§ **THE PROBLEM**
Below is a block of records; repeat all of them exactly.

::: THE INPUT

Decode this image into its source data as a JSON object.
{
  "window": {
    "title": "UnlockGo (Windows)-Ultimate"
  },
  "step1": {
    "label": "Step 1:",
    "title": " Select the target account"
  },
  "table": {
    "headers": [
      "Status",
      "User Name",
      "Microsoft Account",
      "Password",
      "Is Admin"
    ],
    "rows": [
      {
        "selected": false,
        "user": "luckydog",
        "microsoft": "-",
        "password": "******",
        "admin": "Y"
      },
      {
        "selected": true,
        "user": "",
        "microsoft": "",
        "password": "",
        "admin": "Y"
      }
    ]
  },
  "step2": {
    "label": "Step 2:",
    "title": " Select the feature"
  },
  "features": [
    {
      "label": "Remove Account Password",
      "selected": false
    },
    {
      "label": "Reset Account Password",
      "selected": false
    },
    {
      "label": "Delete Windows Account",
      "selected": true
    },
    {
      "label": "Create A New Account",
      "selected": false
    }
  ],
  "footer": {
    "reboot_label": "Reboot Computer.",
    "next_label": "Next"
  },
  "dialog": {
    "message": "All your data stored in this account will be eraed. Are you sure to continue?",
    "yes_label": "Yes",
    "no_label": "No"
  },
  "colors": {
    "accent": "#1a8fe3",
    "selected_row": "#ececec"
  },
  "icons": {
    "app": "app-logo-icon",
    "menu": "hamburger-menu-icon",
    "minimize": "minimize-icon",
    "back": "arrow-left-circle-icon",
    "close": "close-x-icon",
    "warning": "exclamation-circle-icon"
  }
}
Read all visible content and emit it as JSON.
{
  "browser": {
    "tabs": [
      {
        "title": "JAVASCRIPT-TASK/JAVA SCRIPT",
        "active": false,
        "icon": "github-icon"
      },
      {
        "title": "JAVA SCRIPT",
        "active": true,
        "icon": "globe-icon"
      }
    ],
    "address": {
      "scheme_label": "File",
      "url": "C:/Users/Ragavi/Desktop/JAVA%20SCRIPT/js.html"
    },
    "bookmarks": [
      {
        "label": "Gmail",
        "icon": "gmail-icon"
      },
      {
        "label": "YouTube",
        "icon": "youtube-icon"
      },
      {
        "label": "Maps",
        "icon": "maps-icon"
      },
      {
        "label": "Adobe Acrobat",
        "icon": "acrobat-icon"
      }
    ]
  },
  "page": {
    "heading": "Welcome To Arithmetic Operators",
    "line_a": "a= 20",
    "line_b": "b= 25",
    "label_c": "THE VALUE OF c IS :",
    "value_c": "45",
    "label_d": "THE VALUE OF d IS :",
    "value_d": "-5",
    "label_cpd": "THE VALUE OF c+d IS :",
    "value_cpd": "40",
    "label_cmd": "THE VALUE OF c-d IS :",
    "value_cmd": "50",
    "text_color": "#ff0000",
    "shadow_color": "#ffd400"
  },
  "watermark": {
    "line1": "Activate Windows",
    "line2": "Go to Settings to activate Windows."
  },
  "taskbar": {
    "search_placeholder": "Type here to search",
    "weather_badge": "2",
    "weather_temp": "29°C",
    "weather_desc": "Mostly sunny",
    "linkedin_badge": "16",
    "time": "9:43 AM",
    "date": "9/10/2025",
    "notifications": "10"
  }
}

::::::

§ **WRITTEN SOLUTION**
Decode this image into its source data as a JSON object.
{
  "window": {
    "title": "UnlockGo (Windows)-Ultimate"
  },
  "step1": {
    "label": "Step 1:",
    "title": " Select the target account"
  },
  "table": {
    "headers": [
      "Status",
      "User Name",
      "Microsoft Account",
      "Password",
      "Is Admin"
    ],
    "rows": [
      {
        "selected": false,
        "user": "luckydog",
        "microsoft": "-",
        "password": "******",
        "admin": "Y"
      },
      {
        "selected": true,
        "user": "",
        "microsoft": "",
        "password": "",
        "admin": "Y"
      }
    ]
  },
  "step2": {
    "label": "Step 2:",
    "title": " Select the feature"
  },
  "features": [
    {
      "label": "Remove Account Password",
      "selected": false
    },
    {
      "label": "Reset Account Password",
      "selected": false
    },
    {
      "label": "Delete Windows Account",
      "selected": true
    },
    {
      "label": "Create A New Account",
      "selected": false
    }
  ],
  "footer": {
    "reboot_label": "Reboot Computer.",
    "next_label": "Next"
  },
  "dialog": {
    "message": "All your data stored in this account will be eraed. Are you sure to continue?",
    "yes_label": "Yes",
    "no_label": "No"
  },
  "colors": {
    "accent": "#1a8fe3",
    "selected_row": "#ececec"
  },
  "icons": {
    "app": "app-logo-icon",
    "menu": "hamburger-menu-icon",
    "minimize": "minimize-icon",
    "back": "arrow-left-circle-icon",
    "close": "close-x-icon",
    "warning": "exclamation-circle-icon"
  }
}
Read all visible content and emit it as JSON.
{
  "browser": {
    "tabs": [
      {
        "title": "JAVASCRIPT-TASK/JAVA SCRIPT",
        "active": false,
        "icon": "github-icon"
      },
      {
        "title": "JAVA SCRIPT",
        "active": true,
        "icon": "globe-icon"
      }
    ],
    "address": {
      "scheme_label": "File",
      "url": "C:/Users/Ragavi/Desktop/JAVA%20SCRIPT/js.html"
    },
    "bookmarks": [
      {
        "label": "Gmail",
        "icon": "gmail-icon"
      },
      {
        "label": "YouTube",
        "icon": "youtube-icon"
      },
      {
        "label": "Maps",
        "icon": "maps-icon"
      },
      {
        "label": "Adobe Acrobat",
        "icon": "acrobat-icon"
      }
    ]
  },
  "page": {
    "heading": "Welcome To Arithmetic Operators",
    "line_a": "a= 20",
    "line_b": "b= 25",
    "label_c": "THE VALUE OF c IS :",
    "value_c": "45",
    "label_d": "THE VALUE OF d IS :",
    "value_d": "-5",
    "label_cpd": "THE VALUE OF c+d IS :",
    "value_cpd": "40",
    "label_cmd": "THE VALUE OF c-d IS :",
    "value_cmd": "50",
    "text_color": "#ff0000",
    "shadow_color": "#ffd400"
  },
  "watermark": {
    "line1": "Activate Windows",
    "line2": "Go to Settings to activate Windows."
  },
  "taskbar": {
    "search_placeholder": "Type here to search",
    "weather_badge": "2",
    "weather_temp": "29°C",
    "weather_desc": "Mostly sunny",
    "linkedin_badge": "16",
    "time": "9:43 AM",
    "date": "9/10/2025",
    "notifications": "10"
  }
}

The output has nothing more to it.